Prompt:
Here are some records; quote them exactly, leaving out the pictures.

Items from an interface collection
-=-=-
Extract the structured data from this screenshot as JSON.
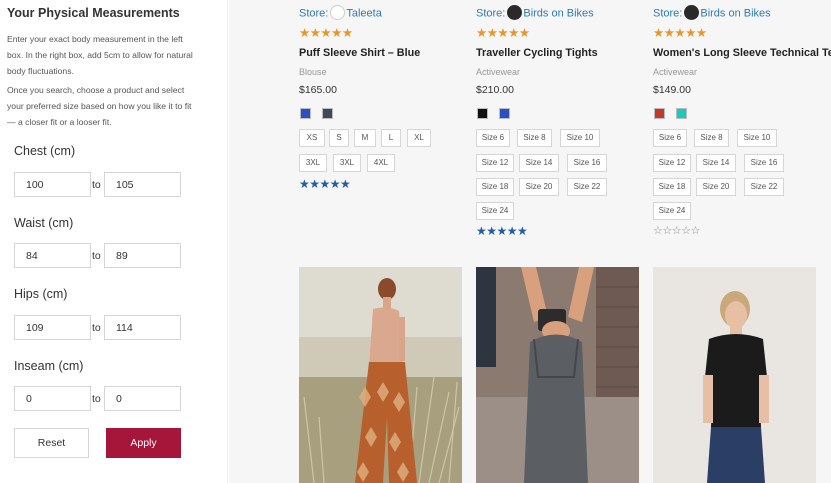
{
  "sidebar": {
    "title": "Your Physical Measurements",
    "intro1": "Enter your exact body measurement in the left box. In the right box, add 5cm to allow for natural body fluctuations.",
    "intro2": "Once you search, choose a product and select your preferred size based on how you like it to fit — a closer fit or a looser fit.",
    "fields": [
      {
        "label": "Chest (cm)",
        "min": "100",
        "max": "105",
        "to": "to"
      },
      {
        "label": "Waist (cm)",
        "min": "84",
        "max": "89",
        "to": "to"
      },
      {
        "label": "Hips (cm)",
        "min": "109",
        "max": "114",
        "to": "to"
      },
      {
        "label": "Inseam (cm)",
        "min": "0",
        "max": "0",
        "to": "to"
      }
    ],
    "reset_label": "Reset",
    "apply_label": "Apply"
  },
  "products": [
    {
      "store_prefix": "Store:",
      "store_name": "Taleeta",
      "stars_top": "★★★★★",
      "name": "Puff Sleeve Shirt – Blue",
      "category": "Blouse",
      "price": "$165.00",
      "swatch_colors": [
        "#2b4fc4",
        "#3e4a55"
      ],
      "sizes": [
        "XS",
        "S",
        "M",
        "L",
        "XL",
        "3XL",
        "3XL",
        "4XL"
      ],
      "rating_stars": "★★★★★"
    },
    {
      "store_prefix": "Store:",
      "store_name": "Birds on Bikes",
      "stars_top": "★★★★★",
      "name": "Traveller Cycling Tights",
      "category": "Activewear",
      "price": "$210.00",
      "swatch_colors": [
        "#111111",
        "#2b4fc4"
      ],
      "sizes": [
        "Size 6",
        "Size 8",
        "Size 10",
        "Size 12",
        "Size 14",
        "Size 16",
        "Size 18",
        "Size 20",
        "Size 22",
        "Size 24"
      ],
      "rating_stars": "★★★★★"
    },
    {
      "store_prefix": "Store:",
      "store_name": "Birds on Bikes",
      "stars_top": "★★★★★",
      "name": "Women's Long Sleeve Technical Tee",
      "category": "Activewear",
      "price": "$149.00",
      "swatch_colors": [
        "#c0392b",
        "#1cc9c0"
      ],
      "sizes": [
        "Size 6",
        "Size 8",
        "Size 10",
        "Size 12",
        "Size 14",
        "Size 16",
        "Size 18",
        "Size 20",
        "Size 22",
        "Size 24"
      ],
      "rating_stars": "☆☆☆☆☆"
    }
  ],
  "colors": {
    "accent": "#a6163b",
    "link": "#2e7ab8",
    "star_orange": "#e8962c",
    "star_blue": "#1f5ea8"
  }
}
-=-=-
Solution:
Extract the structured data from this screenshot as JSON.
{
  "sidebar": {
    "title": "Your Physical Measurements",
    "intro1": "Enter your exact body measurement in the left box. In the right box, add 5cm to allow for natural body fluctuations.",
    "intro2": "Once you search, choose a product and select your preferred size based on how you like it to fit — a closer fit or a looser fit.",
    "fields": [
      {
        "label": "Chest (cm)",
        "min": "100",
        "max": "105",
        "to": "to"
      },
      {
        "label": "Waist (cm)",
        "min": "84",
        "max": "89",
        "to": "to"
      },
      {
        "label": "Hips (cm)",
        "min": "109",
        "max": "114",
        "to": "to"
      },
      {
        "label": "Inseam (cm)",
        "min": "0",
        "max": "0",
        "to": "to"
      }
    ],
    "reset_label": "Reset",
    "apply_label": "Apply"
  },
  "products": [
    {
      "store_prefix": "Store:",
      "store_name": "Taleeta",
      "stars_top": "★★★★★",
      "name": "Puff Sleeve Shirt – Blue",
      "category": "Blouse",
      "price": "$165.00",
      "swatch_colors": [
        "#2b4fc4",
        "#3e4a55"
      ],
      "sizes": [
        "XS",
        "S",
        "M",
        "L",
        "XL",
        "3XL",
        "3XL",
        "4XL"
      ],
      "rating_stars": "★★★★★"
    },
    {
      "store_prefix": "Store:",
      "store_name": "Birds on Bikes",
      "stars_top": "★★★★★",
      "name": "Traveller Cycling Tights",
      "category": "Activewear",
      "price": "$210.00",
      "swatch_colors": [
        "#111111",
        "#2b4fc4"
      ],
      "sizes": [
        "Size 6",
        "Size 8",
        "Size 10",
        "Size 12",
        "Size 14",
        "Size 16",
        "Size 18",
        "Size 20",
        "Size 22",
        "Size 24"
      ],
      "rating_stars": "★★★★★"
    },
    {
      "store_prefix": "Store:",
      "store_name": "Birds on Bikes",
      "stars_top": "★★★★★",
      "name": "Women's Long Sleeve Technical Tee",
      "category": "Activewear",
      "price": "$149.00",
      "swatch_colors": [
        "#c0392b",
        "#1cc9c0"
      ],
      "sizes": [
        "Size 6",
        "Size 8",
        "Size 10",
        "Size 12",
        "Size 14",
        "Size 16",
        "Size 18",
        "Size 20",
        "Size 22",
        "Size 24"
      ],
      "rating_stars": "☆☆☆☆☆"
    }
  ],
  "colors": {
    "accent": "#a6163b",
    "link": "#2e7ab8",
    "star_orange": "#e8962c",
    "star_blue": "#1f5ea8"
  }
}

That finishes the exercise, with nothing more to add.